A third distinctive feature is the tendency to perceive poetry as a description of reality rather than a fantasy product. Traditional Chinese poems often pretend to reproduce the poet’s feelings and reactions in the face of a specific situation in his own life or in history. In the short stories of the Ming and Qing dynasties, poems are often cited to give the reader a sense of intelligence; poetry is considered proof.

The Chinese word for poem, Shi, is also the original title of the first Chinese poetry collection we know of, now called Shijing. It contains poems from the 11th century to the 600s BCE. originating in the area around the Yellow River – both folk songs about love and war as well as hymns of a formal and ritual nature. Each line usually contains four syllables, and many lines have end strips.

A later collection, Chuci, originates from the Chu kingdom in the south. The oldest of the poems in the collection are written in the 200 century BCE. and describes a sumptuous mythological universe with origins outside the Chinese cultural sphere. A central theme is the honest but misunderstood official. During the Han Dynasty, prose poems ( fu ) are central, often long compositions with complex themes and a mix of poetry and prose, with Sima Xiangrus (179–117 BCE) opulent description of Shanglin Park as a typical example.

In the chaos following the disintegration of the Han Dynasty in 220, hermit poetry is central, with Taoist and eventually Buddhist-inspired worship of nature, spontaneity, simple way of life and wine-drinking, especially with Ruan Ji (210-263) and Tao Yuanming (365-427). In the most common poem form from this period, each line contains five syllables, and lines 2, 4, 6 and so on have end strips.
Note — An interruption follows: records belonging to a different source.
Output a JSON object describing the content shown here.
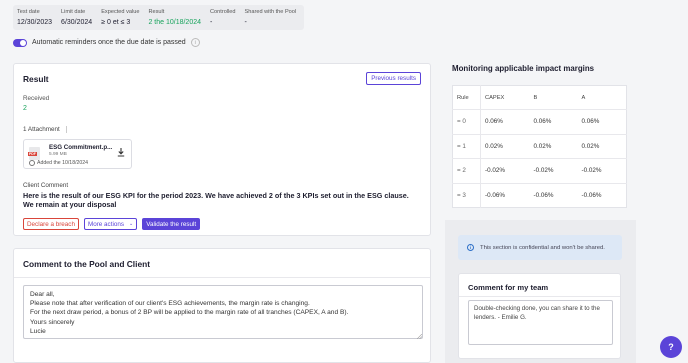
{
  "summary": {
    "test_date_label": "Test date",
    "test_date": "12/30/2023",
    "limit_date_label": "Limit date",
    "limit_date": "6/30/2024",
    "expected_label": "Expected value",
    "expected": "≥ 0 et ≤ 3",
    "result_label": "Result",
    "result": "2 the 10/18/2024",
    "controlled_label": "Controlled",
    "controlled": "-",
    "shared_label": "Shared with the Pool",
    "shared": "-"
  },
  "reminders": {
    "label": "Automatic reminders once the due date is passed",
    "enabled": true,
    "info_glyph": "i"
  },
  "result_card": {
    "title": "Result",
    "previous_results": "Previous results",
    "received_label": "Received",
    "received_value": "2",
    "attachment_label": "1 Attachment",
    "file": {
      "name": "ESG Commitment.p...",
      "size": "5.99 MB",
      "added": "Added the 10/18/2024",
      "type_badge": "PDF"
    },
    "client_comment_label": "Client Comment",
    "client_comment": "Here is the result of our ESG KPI for the period 2023. We have achieved 2 of the 3 KPIs set out in the ESG clause. We remain at your disposal",
    "declare_breach": "Declare a breach",
    "more_actions": "More actions",
    "more_actions_chevron": "⌄",
    "validate": "Validate the result"
  },
  "comment_card": {
    "title": "Comment to the Pool and Client",
    "text": "Dear all,\nPlease note that after verification of our client's ESG achievements, the margin rate is changing.\nFor the next draw period, a bonus of 2 BP will be applied to the margin rate of all tranches (CAPEX, A and B).\nYours sincerely\nLucie"
  },
  "monitoring": {
    "title": "Monitoring applicable impact margins",
    "headers": [
      "Rule",
      "CAPEX",
      "B",
      "A"
    ],
    "rows": [
      [
        "= 0",
        "0.06%",
        "0.06%",
        "0.06%"
      ],
      [
        "= 1",
        "0.02%",
        "0.02%",
        "0.02%"
      ],
      [
        "= 2",
        "-0.02%",
        "-0.02%",
        "-0.02%"
      ],
      [
        "= 3",
        "-0.06%",
        "-0.06%",
        "-0.06%"
      ]
    ]
  },
  "confidential": {
    "icon_glyph": "i",
    "text": "This section is confidential and won't be shared."
  },
  "team_comment": {
    "title": "Comment for my team",
    "text": "Double-checking done, you can share it to the lenders. - Emilie G."
  },
  "help": {
    "label": "?"
  },
  "colors": {
    "accent": "#5b44d8",
    "success": "#18a35c",
    "danger": "#d9453a",
    "info_bg": "#dde8f6"
  }
}
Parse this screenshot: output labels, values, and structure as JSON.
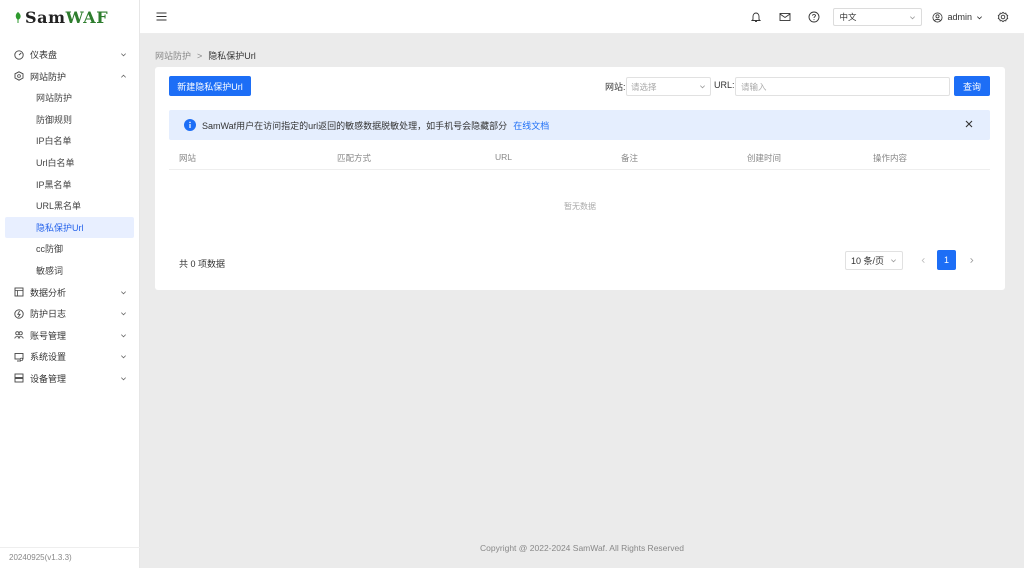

The Tang Dynasty is known as the golden age of poetry in China. The many great poets of the time, the status of poetry among the rulers, as well as the varied content of the poems and their sophisticated form are all signs of a time of flourishing. The two biggest names are Du Fu (712–770) and Li Bai (701–762). The first is known as a social consciousness and, first and foremost, a deep human poet with an endowment that took several hundred years to discover in earnest. The other is known as a self-conscious and sometimes ingenious eccentric who flirted with esoteric Taoism and cultivated spontaneity and unconventional behavior. This period was dominated by a form of poetry with strict requirements, not only for rhymes and the number of syllables per line (five or seven), but also for tone patterns.

During the Song dynasty, ci poetry emerged, built on popular tunes that allowed far greater variation in form than previous poetry. The greatest ci poet is Su Shi (Su Dongpo, 1037–1101) whose poems contain close and personal reflections on philosophical and historical themes. China’s greatest female poet of all time, Li Qingzhao (1084–1151), is also known for her deeply personal ci poetry.

During the Yuan Dynasty grows qu -poesien forward, primarily as arias in theater pieces. Like ci, they are based on popular tunes, and they are written in the spoken language of the time, not classical Chinese. Poetry continued to play a central role throughout the Ming and Qing dynasties, but without new forms of poetry emerging. With Western influence from about 1915, a new Chinese poetry emerges, inspired by Western poetry, but also shaped by the peculiarities of the Chinese language. Xu Zhimo (1896–1931) and Wen Yiduo (1899–1946) are among those who combine poetic sensitivity, western inspiration, and Chinese tradition.

During the political turmoil of the 1980s, Bei Dao’s modernist “fog poetry” (menglongshi) was very popular with young Chinese. In modern China, however, the lyric has lost its central role in the empire’s time.

Diamond Sutra

According to the British Library, the Diamond Sutra of the year 868 is the oldest preserved printed book that is dated.


For the development of dramatic literature, see the article on theater in China.

Translations of Chinese literature can be found in the collections:

  • Bøckman (ed.): China Tells(1984)
  • Mjelve (ed.): Earth, Heaven(1982)
  • Malmqvist (ed.): Today(1986)
  • Owen (ed.): An Anthology of Chinese Literature(1996)